Other speakers brought up other lost or endangered causes: gay marriage, guns, abortion, law and order, deep trouble across the land. All laced with Hillary Clinton’s crimes and malevolent plans to degrade society.
About 7:30 PM the outside crowd had realized there was no hope of getting inside, so people started finding listening spots along the fences. This seemed to disturb the authorities and police, who commenced herding the crowd back to the hopeless entrance and yellow-taping the street to keep people from some of the remaining spots with audio access. When the police got stern and brought out their K-9, I left. I have zero tolerance for police dogs. Still no Trump.
I drove 30 miles home and watched Giuliani and Trump on local TV (kudos to WMBB-TV, the local ABC station that pre-empted ABC’s network schedule).
Rudy Giuliani’s intro was heavy on Hillary’s crimes and FBI special treatment, and his total confidence in Donald Trump to restore order. Trump gave his usual word salad stump speech, with little evidence he even knew where he was. The crowd loved it and interrupted often with applause.
I’m concerned about what happens after this election. These candidates and speakers left no space for reconciliation or engagement with Democrats, win or lose. It seems quite possible a Trump loss would move a large faction to isolate themselves even more from government, becoming a large hostile tribe akin to the Orange after the Northern Ireland Troubles. Let’s hope and pray not.
I have a ticket to the Trump rally at Panama City Beach tonight. Not really planning on attending, being a “never Trump” voter. I just want a firsthand impression of the campaign. It is historic for all the wrong reasons, no matter who wins. The ticket may be memorabilia?
This cross-posted from my comment on Philip Greenspun’s Weblog. Went to his link from a post on the Sully movie and read the accident report. Long but you don’t have to read it all. Sully did a great job but not just stick-and-rudder. He instinctively started the auxiliary power unit and thus retained all the automation and hydraulic power needed to ditch in the “normal law” fly-by-wire regime which protects the plane from stalling. I had presumed he was in one of the degraded regimes that are more dicey. They were also fortunate to be in one of 20 USAir A320’s equipped for over-water (more than 50 miles offshore) so they had slide-rafts and did not have to depend on 150 shocked passengers finding and donning life vests. A few people did, and some more removed their seat cushions, but the rafts plus the wings kept everybody out of the 42 degree water, which would have killed some trying to swim unassisted. Finally, it was also very fortunate to land on a busy ferry route with professional crews. And, as philg said, the airframe exceeded it’s structural design by remaining almost intact despite an impact almost double the design conditions.

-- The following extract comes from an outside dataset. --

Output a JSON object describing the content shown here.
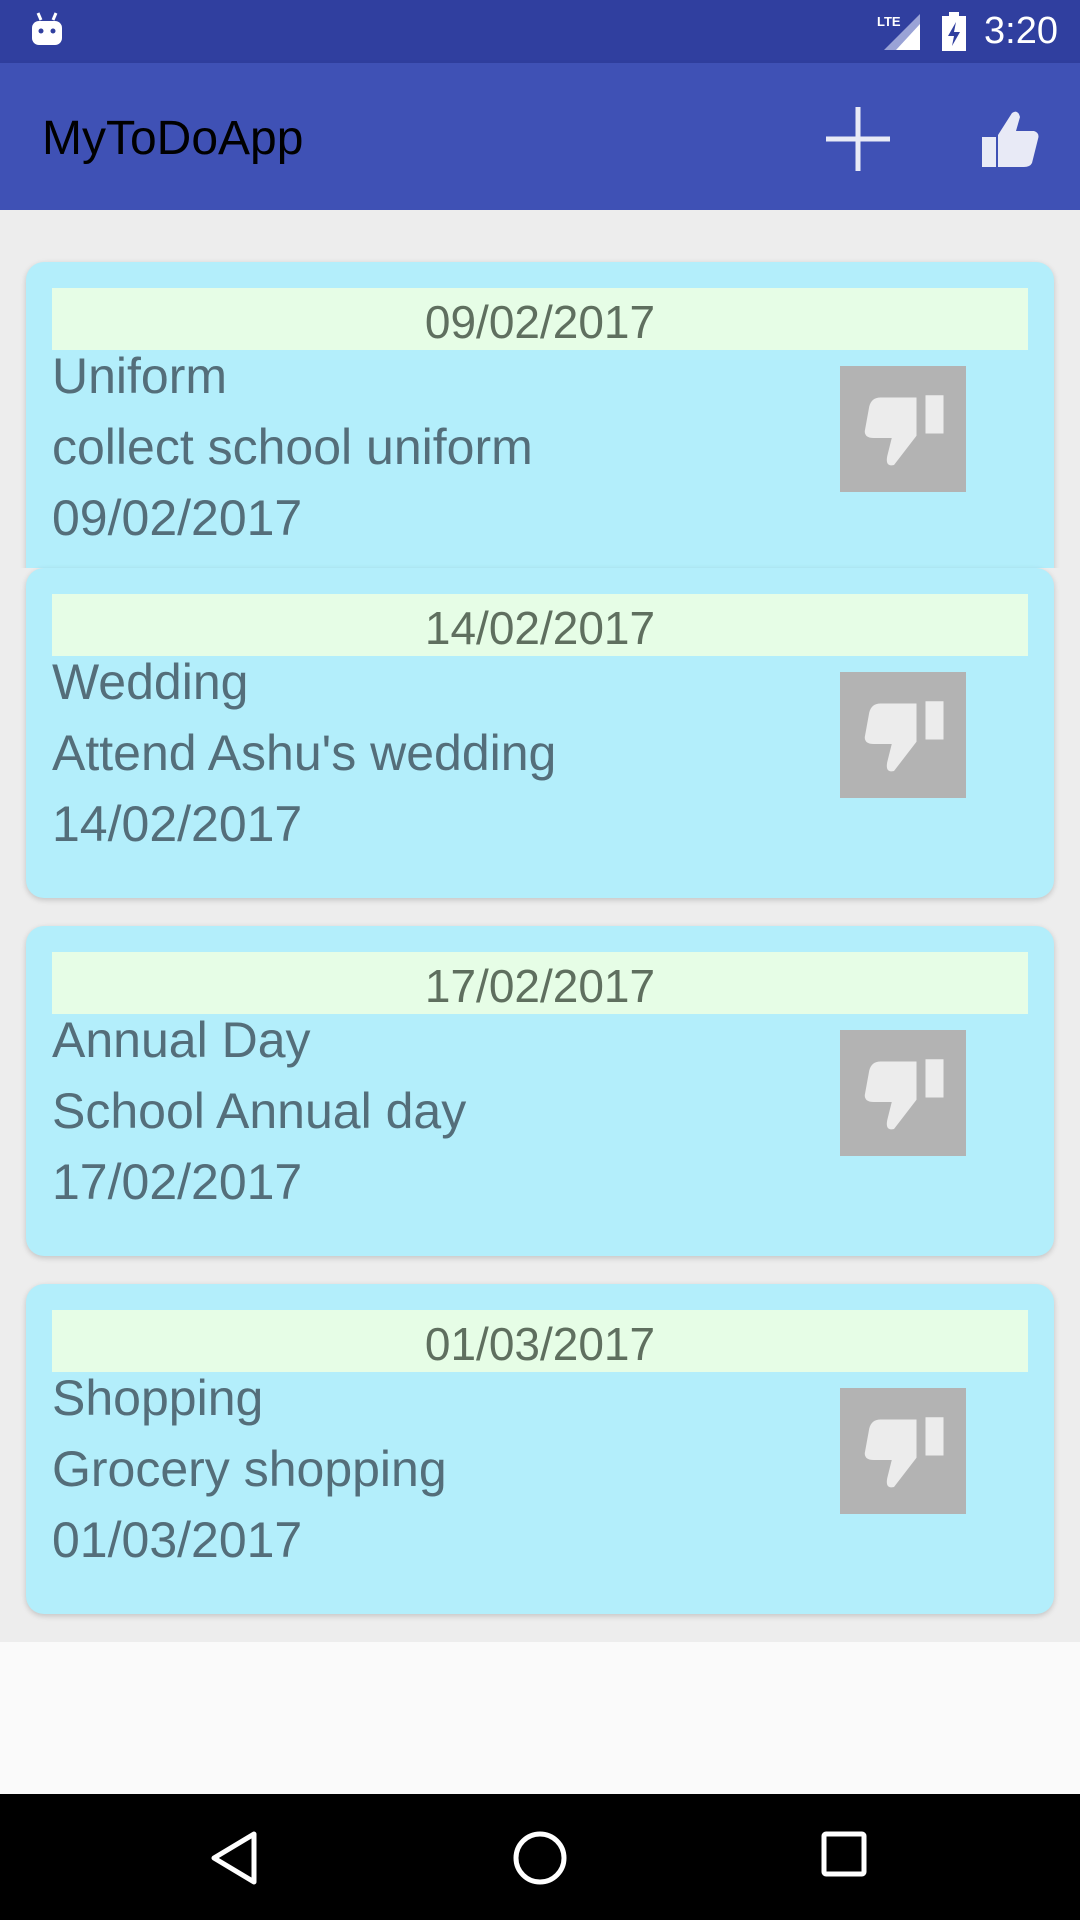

I have not seen the movie but it can’t be much better than the report for a tech or aviation enthusiast. Lots of background stuff on FAA , engine design, Airbus and the bird strike problem in general.